> [Problem to work on]: All lines of the material below that include the string "Analysis" are to be copied.

::: Exercise materials

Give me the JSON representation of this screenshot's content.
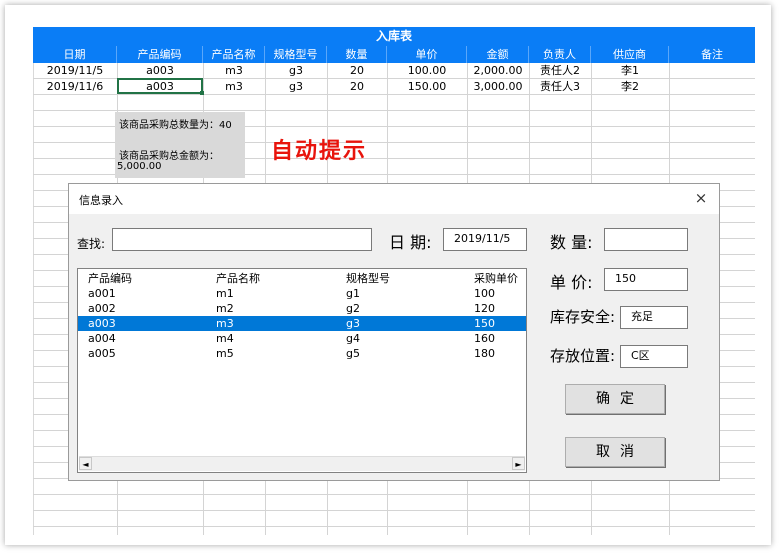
{
  "sheet": {
    "title": "入库表",
    "headers": [
      "日期",
      "产品编码",
      "产品名称",
      "规格型号",
      "数量",
      "单价",
      "金额",
      "负责人",
      "供应商",
      "备注"
    ],
    "rows": [
      [
        "2019/11/5",
        "a003",
        "m3",
        "g3",
        "20",
        "100.00",
        "2,000.00",
        "责任人2",
        "李1",
        ""
      ],
      [
        "2019/11/6",
        "a003",
        "m3",
        "g3",
        "20",
        "150.00",
        "3,000.00",
        "责任人3",
        "李2",
        ""
      ]
    ],
    "tip_qty": "该商品采购总数量为：40",
    "tip_amt_label": "该商品采购总金额为：",
    "tip_amt_value": "5,000.00",
    "auto_hint": "自动提示"
  },
  "dialog": {
    "title": "信息录入",
    "close": "×",
    "search_label": "查找:",
    "search_value": "",
    "date_label": "日 期:",
    "date_value": "2019/11/5",
    "qty_label": "数 量:",
    "qty_value": "",
    "price_label": "单 价:",
    "price_value": "150",
    "stock_label": "库存安全:",
    "stock_value": "充足",
    "location_label": "存放位置:",
    "location_value": "C区",
    "ok_label": "确定",
    "cancel_label": "取消",
    "list_headers": [
      "产品编码",
      "产品名称",
      "规格型号",
      "采购单价"
    ],
    "list_rows": [
      [
        "a001",
        "m1",
        "g1",
        "100"
      ],
      [
        "a002",
        "m2",
        "g2",
        "120"
      ],
      [
        "a003",
        "m3",
        "g3",
        "150"
      ],
      [
        "a004",
        "m4",
        "g4",
        "160"
      ],
      [
        "a005",
        "m5",
        "g5",
        "180"
      ]
    ],
    "selected_row": 2,
    "scroll_left": "◄",
    "scroll_right": "►"
  }
}
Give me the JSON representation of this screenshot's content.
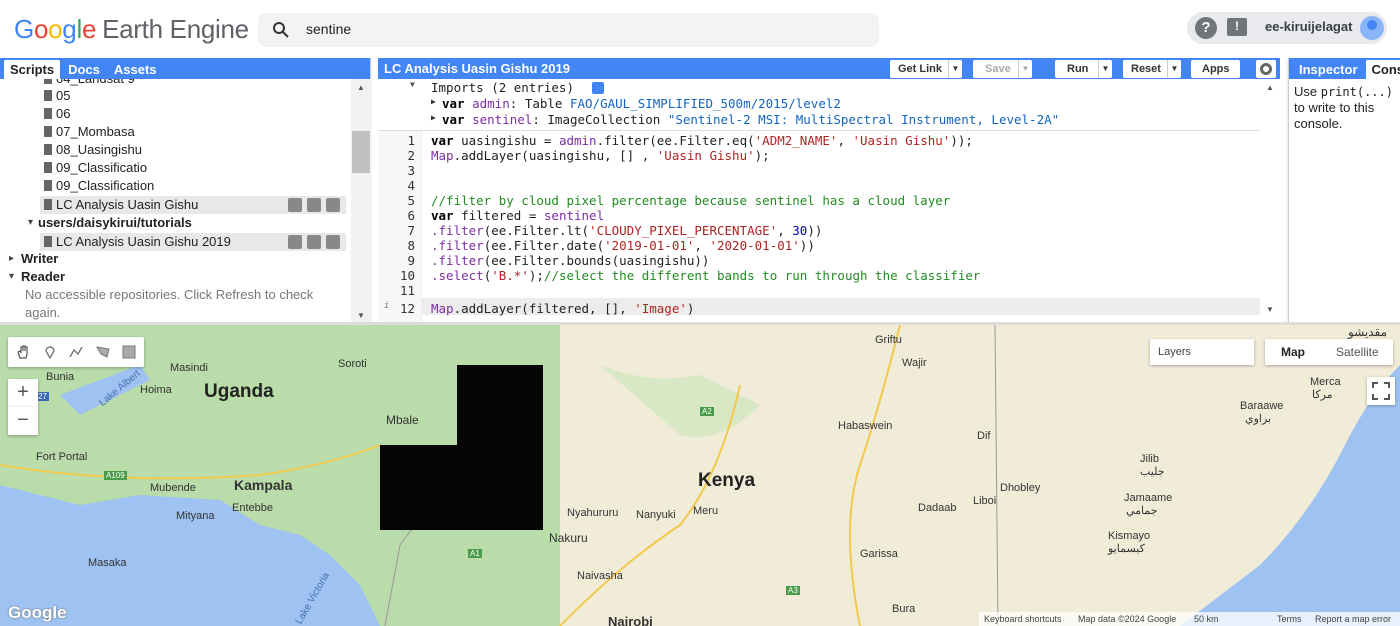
{
  "app": {
    "logo_letters": [
      "G",
      "o",
      "o",
      "g",
      "l",
      "e"
    ],
    "logo_suffix": "Earth Engine",
    "search_value": "sentine",
    "username": "ee-kiruijelagat",
    "help_glyph": "?",
    "feedback_glyph": "!"
  },
  "left_panel": {
    "tabs": [
      "Scripts",
      "Docs",
      "Assets"
    ],
    "active_tab": "Scripts",
    "tree": {
      "cut_item": "04_Landsat 9",
      "files": [
        "05",
        "06",
        "07_Mombasa",
        "08_Uasingishu",
        "09_Classificatio",
        "09_Classification",
        "LC Analysis Uasin Gishu"
      ],
      "repo2": "users/daisykirui/tutorials",
      "repo2_files": [
        "LC Analysis Uasin Gishu 2019"
      ],
      "writer": "Writer",
      "reader": "Reader",
      "reader_note": "No accessible repositories. Click Refresh to check",
      "reader_note2": "again."
    }
  },
  "editor": {
    "title": "LC Analysis Uasin Gishu 2019",
    "buttons": {
      "get_link": "Get Link",
      "save": "Save",
      "run": "Run",
      "reset": "Reset",
      "apps": "Apps"
    },
    "imports_header": "Imports (2 entries)",
    "imports": [
      {
        "name": "admin",
        "type": "Table",
        "value": "FAO/GAUL_SIMPLIFIED_500m/2015/level2"
      },
      {
        "name": "sentinel",
        "type": "ImageCollection",
        "value": "\"Sentinel-2 MSI: MultiSpectral Instrument, Level-2A\""
      }
    ],
    "line_numbers": [
      "1",
      "2",
      "3",
      "4",
      "5",
      "6",
      "7",
      "8",
      "9",
      "10",
      "11",
      "12"
    ],
    "lines": [
      [
        [
          "kw",
          "var"
        ],
        [
          "",
          "uasingishu = "
        ],
        [
          "vr",
          "admin"
        ],
        [
          "",
          ".filter(ee.Filter.eq("
        ],
        [
          "str",
          "'ADM2_NAME'"
        ],
        [
          "",
          ", "
        ],
        [
          "str",
          "'Uasin Gishu'"
        ],
        [
          "",
          "));"
        ]
      ],
      [
        [
          "vr",
          "Map"
        ],
        [
          "",
          ".addLayer(uasingishu, [] , "
        ],
        [
          "str",
          "'Uasin Gishu'"
        ],
        [
          "",
          ");"
        ]
      ],
      [],
      [],
      [
        [
          "cm",
          "//filter by cloud pixel percentage because sentinel has a cloud layer"
        ]
      ],
      [
        [
          "kw",
          "var"
        ],
        [
          "",
          "filtered = "
        ],
        [
          "vr",
          "sentinel"
        ]
      ],
      [
        [
          "vr",
          ".filter"
        ],
        [
          "",
          "(ee.Filter.lt("
        ],
        [
          "str",
          "'CLOUDY_PIXEL_PERCENTAGE'"
        ],
        [
          "",
          ", "
        ],
        [
          "num",
          "30"
        ],
        [
          "",
          "))"
        ]
      ],
      [
        [
          "vr",
          ".filter"
        ],
        [
          "",
          "(ee.Filter.date("
        ],
        [
          "str",
          "'2019-01-01'"
        ],
        [
          "",
          ", "
        ],
        [
          "str",
          "'2020-01-01'"
        ],
        [
          "",
          "))"
        ]
      ],
      [
        [
          "vr",
          ".filter"
        ],
        [
          "",
          "(ee.Filter.bounds(uasingishu))"
        ]
      ],
      [
        [
          "vr",
          ".select"
        ],
        [
          "",
          "("
        ],
        [
          "str",
          "'B.*'"
        ],
        [
          "",
          ");"
        ],
        [
          "cm",
          "//select the different bands to run through the classifier"
        ]
      ],
      [],
      [
        [
          "vr",
          "Map"
        ],
        [
          "",
          ".addLayer(filtered, [], "
        ],
        [
          "str",
          "'Image'"
        ],
        [
          "",
          ")"
        ]
      ]
    ]
  },
  "right_panel": {
    "tabs": [
      "Inspector",
      "Cons"
    ],
    "console_pre": "Use ",
    "console_code": "print(...)",
    "console_post": "to write to this console."
  },
  "map": {
    "layers_label": "Layers",
    "map_type_map": "Map",
    "map_type_satellite": "Satellite",
    "zoom_in": "+",
    "zoom_out": "−",
    "google": "Google",
    "footer": {
      "shortcuts": "Keyboard shortcuts",
      "data": "Map data ©2024 Google",
      "scale": "50 km",
      "terms": "Terms",
      "report": "Report a map error"
    },
    "labels": {
      "uganda": "Uganda",
      "kenya": "Kenya",
      "kampala": "Kampala",
      "masindi": "Masindi",
      "soroti": "Soroti",
      "bunia": "Bunia",
      "hoima": "Hoima",
      "lake_albert": "Lake Albert",
      "mbale": "Mbale",
      "fort_portal": "Fort Portal",
      "mubende": "Mubende",
      "mityana": "Mityana",
      "entebbe": "Entebbe",
      "masaka": "Masaka",
      "griftu": "Griftu",
      "wajir": "Wajir",
      "habaswein": "Habaswein",
      "dif": "Dif",
      "nyahururu": "Nyahururu",
      "nanyuki": "Nanyuki",
      "meru": "Meru",
      "nakuru": "Nakuru",
      "naivasha": "Naivasha",
      "nairobi": "Nairobi",
      "garissa": "Garissa",
      "dadaab": "Dadaab",
      "liboi": "Liboi",
      "dhobley": "Dhobley",
      "bura": "Bura",
      "merca": "Merca",
      "merca_ar": "مركا",
      "baraawe": "Baraawe",
      "baraawe_ar": "براوي",
      "jilib": "Jilib",
      "jilib_ar": "جليب",
      "jamaame": "Jamaame",
      "jamaame_ar": "جمامي",
      "kismayo": "Kismayo",
      "kismayo_ar": "كيسمايو",
      "top_ar": "مقديشو",
      "victoria": "Lake Victoria",
      "a2": "A2",
      "a1": "A1",
      "a3": "A3",
      "a109": "A109",
      "a27": "27"
    }
  }
}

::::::

> [Answer to this exercise]:
        "LC Analysis Uasin Gishu"
        "LC Analysis Uasin Gishu 2019"
    "title": "LC Analysis Uasin Gishu 2019",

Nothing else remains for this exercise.